[Task brief] Beneath this task are records; count the lines among them that contain the word "Cerber" and answer with the number only.

(Web page and app entries)

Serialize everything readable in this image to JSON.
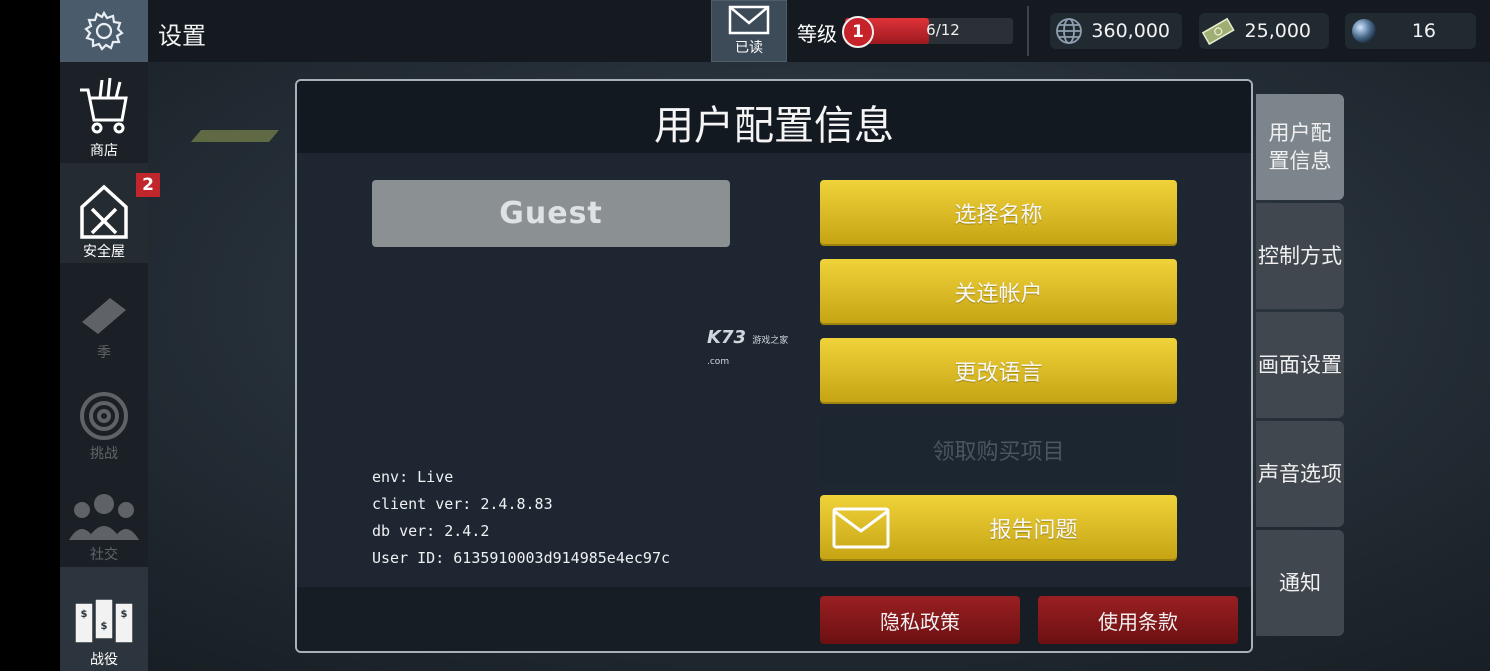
{
  "topbar": {
    "title": "设置",
    "mail_label": "已读",
    "level_label": "等级",
    "level_number": "1",
    "level_progress_text": "6/12",
    "level_progress": 0.5,
    "currencies": [
      {
        "icon": "globe-icon",
        "value": "360,000"
      },
      {
        "icon": "cash-icon",
        "value": "25,000"
      },
      {
        "icon": "gem-icon",
        "value": "16"
      }
    ]
  },
  "sidebar": {
    "items": [
      {
        "id": "settings",
        "icon": "gear-icon",
        "label": ""
      },
      {
        "id": "shop",
        "icon": "cart-icon",
        "label": "商店"
      },
      {
        "id": "safehouse",
        "icon": "safehouse-icon",
        "label": "安全屋",
        "badge": "2"
      },
      {
        "id": "season",
        "icon": "ticket-icon",
        "label": "季",
        "disabled": true
      },
      {
        "id": "challenge",
        "icon": "target-icon",
        "label": "挑战",
        "disabled": true
      },
      {
        "id": "social",
        "icon": "people-icon",
        "label": "社交",
        "disabled": true
      },
      {
        "id": "campaign",
        "icon": "map-icon",
        "label": "战役"
      }
    ]
  },
  "dialog": {
    "title": "用户配置信息",
    "username": "Guest",
    "info": {
      "env": "env: Live",
      "client": "client ver: 2.4.8.83",
      "db": "db ver: 2.4.2",
      "uid": "User ID: 6135910003d914985e4ec97c"
    },
    "buttons": {
      "choose_name": "选择名称",
      "link_account": "关连帐户",
      "change_language": "更改语言",
      "claim_purchase": "领取购买项目",
      "report_issue": "报告问题",
      "privacy": "隐私政策",
      "terms": "使用条款"
    },
    "watermark": {
      "main": "K73",
      "small_top": "游戏之家",
      "small_bottom": ".com"
    }
  },
  "tabs": [
    {
      "label": "用户配置信息",
      "active": true
    },
    {
      "label": "控制方式"
    },
    {
      "label": "画面设置"
    },
    {
      "label": "声音选项"
    },
    {
      "label": "通知"
    }
  ],
  "colors": {
    "accent_yellow": "#e3c42b",
    "accent_red": "#8a1a1d",
    "level_red": "#d62c33"
  }
}
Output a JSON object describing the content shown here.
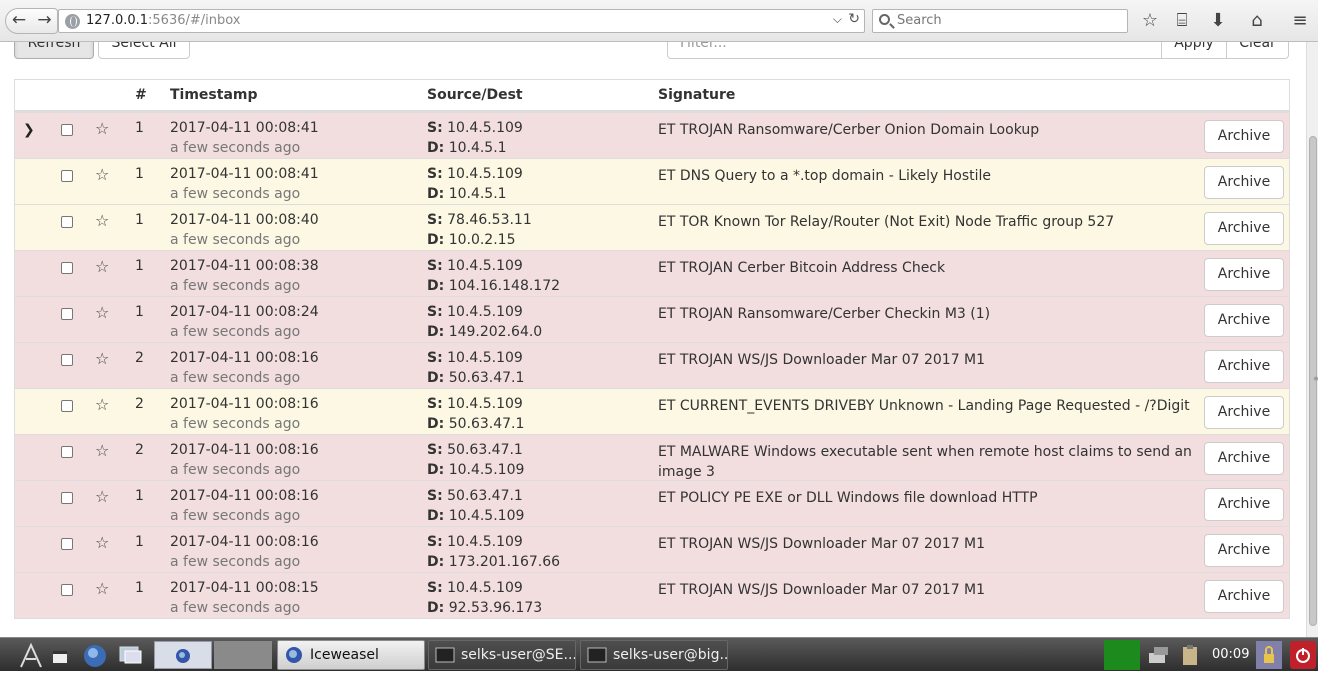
{
  "browser": {
    "url_host": "127.0.0.1",
    "url_path": ":5636/#/inbox",
    "search_placeholder": "Search"
  },
  "toolbar": {
    "refresh_label": "Refresh",
    "select_all_label": "Select All",
    "filter_placeholder": "Filter...",
    "apply_label": "Apply",
    "clear_label": "Clear"
  },
  "table": {
    "headers": {
      "count": "#",
      "timestamp": "Timestamp",
      "source_dest": "Source/Dest",
      "signature": "Signature"
    },
    "src_label": "S:",
    "dst_label": "D:",
    "archive_label": "Archive",
    "rows": [
      {
        "count": "1",
        "timestamp": "2017-04-11 00:08:41",
        "ago": "a few seconds ago",
        "src": "10.4.5.109",
        "dst": "10.4.5.1",
        "signature": "ET TROJAN Ransomware/Cerber Onion Domain Lookup",
        "severity": "high"
      },
      {
        "count": "1",
        "timestamp": "2017-04-11 00:08:41",
        "ago": "a few seconds ago",
        "src": "10.4.5.109",
        "dst": "10.4.5.1",
        "signature": "ET DNS Query to a *.top domain - Likely Hostile",
        "severity": "medium"
      },
      {
        "count": "1",
        "timestamp": "2017-04-11 00:08:40",
        "ago": "a few seconds ago",
        "src": "78.46.53.11",
        "dst": "10.0.2.15",
        "signature": "ET TOR Known Tor Relay/Router (Not Exit) Node Traffic group 527",
        "severity": "medium"
      },
      {
        "count": "1",
        "timestamp": "2017-04-11 00:08:38",
        "ago": "a few seconds ago",
        "src": "10.4.5.109",
        "dst": "104.16.148.172",
        "signature": "ET TROJAN Cerber Bitcoin Address Check",
        "severity": "high"
      },
      {
        "count": "1",
        "timestamp": "2017-04-11 00:08:24",
        "ago": "a few seconds ago",
        "src": "10.4.5.109",
        "dst": "149.202.64.0",
        "signature": "ET TROJAN Ransomware/Cerber Checkin M3 (1)",
        "severity": "high"
      },
      {
        "count": "2",
        "timestamp": "2017-04-11 00:08:16",
        "ago": "a few seconds ago",
        "src": "10.4.5.109",
        "dst": "50.63.47.1",
        "signature": "ET TROJAN WS/JS Downloader Mar 07 2017 M1",
        "severity": "high"
      },
      {
        "count": "2",
        "timestamp": "2017-04-11 00:08:16",
        "ago": "a few seconds ago",
        "src": "10.4.5.109",
        "dst": "50.63.47.1",
        "signature": "ET CURRENT_EVENTS DRIVEBY Unknown - Landing Page Requested - /?Digit",
        "severity": "medium"
      },
      {
        "count": "2",
        "timestamp": "2017-04-11 00:08:16",
        "ago": "a few seconds ago",
        "src": "50.63.47.1",
        "dst": "10.4.5.109",
        "signature": "ET MALWARE Windows executable sent when remote host claims to send an image 3",
        "severity": "high"
      },
      {
        "count": "1",
        "timestamp": "2017-04-11 00:08:16",
        "ago": "a few seconds ago",
        "src": "50.63.47.1",
        "dst": "10.4.5.109",
        "signature": "ET POLICY PE EXE or DLL Windows file download HTTP",
        "severity": "high"
      },
      {
        "count": "1",
        "timestamp": "2017-04-11 00:08:16",
        "ago": "a few seconds ago",
        "src": "10.4.5.109",
        "dst": "173.201.167.66",
        "signature": "ET TROJAN WS/JS Downloader Mar 07 2017 M1",
        "severity": "high"
      },
      {
        "count": "1",
        "timestamp": "2017-04-11 00:08:15",
        "ago": "a few seconds ago",
        "src": "10.4.5.109",
        "dst": "92.53.96.173",
        "signature": "ET TROJAN WS/JS Downloader Mar 07 2017 M1",
        "severity": "high"
      }
    ]
  },
  "taskbar": {
    "tasks": [
      "Iceweasel",
      "selks-user@SE...",
      "selks-user@big..."
    ],
    "clock": "00:09"
  }
}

[Response to the exercise] 3